Studies by the French Ministry of the environment suggest that the European plating industry is responsible for 40 per cent of the toxic heavy metal contamination in natural water.
The three year project was launched in 2001 and involves 12 partners from four EU countries. The consortium is looking at combinations of evaporation and nanofiltration or reverse osmosis as a means of eliminating degradation products prior to recycling.
While confident that the project will enable plating shops to operate without discharging liquid waste, without having to clean up using a physico chemical water treatment plant and without using waste reduction technologies that consume chemicals, Mr Halut admits that there are obstacles to bringing the new technology to the market. Industry does not really want to get involved as it isn't familiar with the new machinery, said Mr Halut. This means that demand remains low and prices high. The consortium is however beginning to demonstrate to workshops that they will benefit, he said.
Maria Janssen presented the achievements of the PROGRES network, a thematic network established under the Brite Euram III programme in 1998. The network acts as a discussion forum for issues relating to the use of glassy combustion residues in novel products.
Every year electric power generation and waste incineration in the EU produces around 60 million tonnes of glassy combustion residues. Some of this is reused, but proportions vary from 15 to 100 per cent in different countries. Over the last 40 years, the cement industry has become the only major user of combustion residues, but the PROGRES network set out to develop new applications.
New applications include inert and functional fillers, absorbents, construction materials, zeolite minerals and additives for the immobilisation of pollutants.
The main barrier to commercialisation is the customer perception of the material as waste, said Dr Janssen. 'Evidently we have more work to do in identifying the barriers to acceptance. There is a need to clearly specify the conditions for the commercial acceptance of combustion residues as substitutes for costly and scarce primary materials,' she said.
A consortium of 28 partners from 10 countries has been working on ECOLIFE (closing the loop of electr(on)ic products and domestic appliances). From product planning to end of life technologies) since 1998. This thematic network was created with the objective of coordinating European, national and regional research activities from the design of electrical and electronic equipment to end of life treatment.
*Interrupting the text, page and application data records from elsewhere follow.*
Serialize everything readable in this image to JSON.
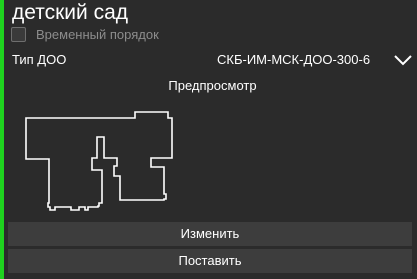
{
  "panel": {
    "title": "детский сад",
    "accent_color": "#1fd21f",
    "temporary_order": {
      "label": "Временный порядок",
      "checked": false
    },
    "type": {
      "label": "Тип ДОО",
      "selected_value": "СКБ-ИМ-МСК-ДОО-300-6",
      "dropdown_icon": "chevron-down-icon"
    },
    "preview": {
      "label": "Предпросмотр"
    },
    "buttons": {
      "edit_label": "Изменить",
      "place_label": "Поставить"
    }
  }
}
The network is driven by forthcoming European legislation on the reduction of electronic waste and a reduction in the use of chromium and other heavy metals, said Bernd Kopacek from the Austrian society for systems engineering and automation.
The network focuses on four key aspects: ecodesign, closing the cycle, end of life and state of the art continuous updating. The network has already compiled a best practice guide for ecodesign, covering numerous case studies. An example of ecodesign is the Motorola green phone, which is made with lead free solder, and uses recycled plastic and an energy efficient charger.
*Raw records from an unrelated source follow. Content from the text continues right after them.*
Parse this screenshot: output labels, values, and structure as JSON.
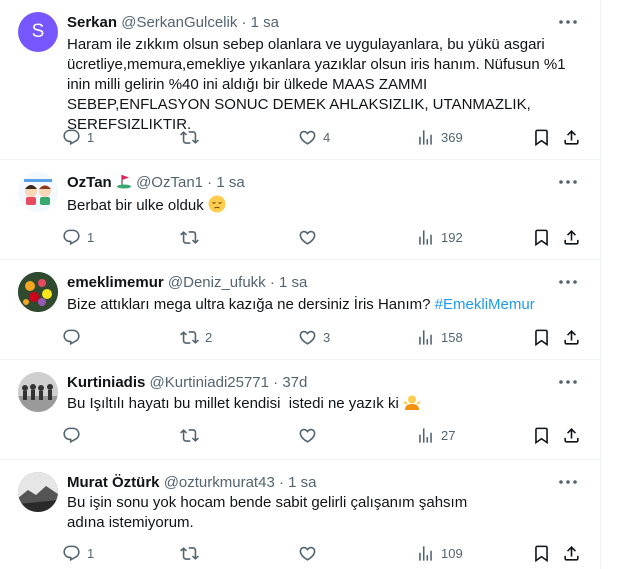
{
  "tweets": [
    {
      "avatar_letter": "S",
      "name": "Serkan",
      "handle": "@SerkanGulcelik",
      "sep": "·",
      "time": "1 sa",
      "text": "Haram ile zıkkım olsun sebep olanlara ve uygulayanlara, bu yükü asgari ücretliye,memura,emekliye yıkanlara yazıklar olsun iris hanım. Nüfusun %1 inin milli gelirin %40 ini aldığı bir ülkede MAAS ZAMMI SEBEP,ENFLASYON SONUC DEMEK AHLAKSIZLIK, UTANMAZLIK, SEREFSIZLIKTIR.",
      "replies": "1",
      "reposts": "",
      "likes": "4",
      "views": "369"
    },
    {
      "name": "OzTan",
      "name_badge_icon": "golf-flag-icon",
      "handle": "@OzTan1",
      "sep": "·",
      "time": "1 sa",
      "text": "Berbat bir ulke olduk",
      "text_emoji": "pensive-face-emoji",
      "replies": "1",
      "reposts": "",
      "likes": "",
      "views": "192"
    },
    {
      "name": "emeklimemur",
      "handle": "@Deniz_ufukk",
      "sep": "·",
      "time": "1 sa",
      "text": "Bize attıkları mega ultra kazığa ne dersiniz İris Hanım?",
      "hashtag": "#EmekliMemur",
      "replies": "",
      "reposts": "2",
      "likes": "3",
      "views": "158"
    },
    {
      "name": "Kurtiniadis",
      "handle": "@Kurtiniadi25771",
      "sep": "·",
      "time": "37d",
      "text": "Bu Işıltılı hayatı bu millet kendisi  istedi ne yazık ki",
      "text_emoji": "person-shrugging-emoji",
      "replies": "",
      "reposts": "",
      "likes": "",
      "views": "27"
    },
    {
      "name": "Murat Öztürk",
      "handle": "@ozturkmurat43",
      "sep": "·",
      "time": "1 sa",
      "text": "Bu işin sonu yok hocam bende sabit gelirli çalışanım şahsım adına istemiyorum.",
      "replies": "1",
      "reposts": "",
      "likes": "",
      "views": "109"
    }
  ],
  "colors": {
    "text": "#0f1419",
    "muted": "#536471",
    "link": "#1d9bf0",
    "border": "#eff3f4",
    "avatar_s": "#7856ff"
  }
}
The key factor to the success of the approach will be finding alternative uses for used components, said Dr Kopacek, for example the use of a memory chip from a laptop for a car or toy.
Finally Edorta Larrauri presented the first virtual European recycling centre (VERC), which had its kick off meeting on 1 July 2002. The virtual centre was conceived as an information and solution provider for industry, particularly small and medium sized enterprises (SMEs), researchers, policy makers and other interested bodies. Running the network are 17 partners from 10 European countries.
For further information on the projects, please contact: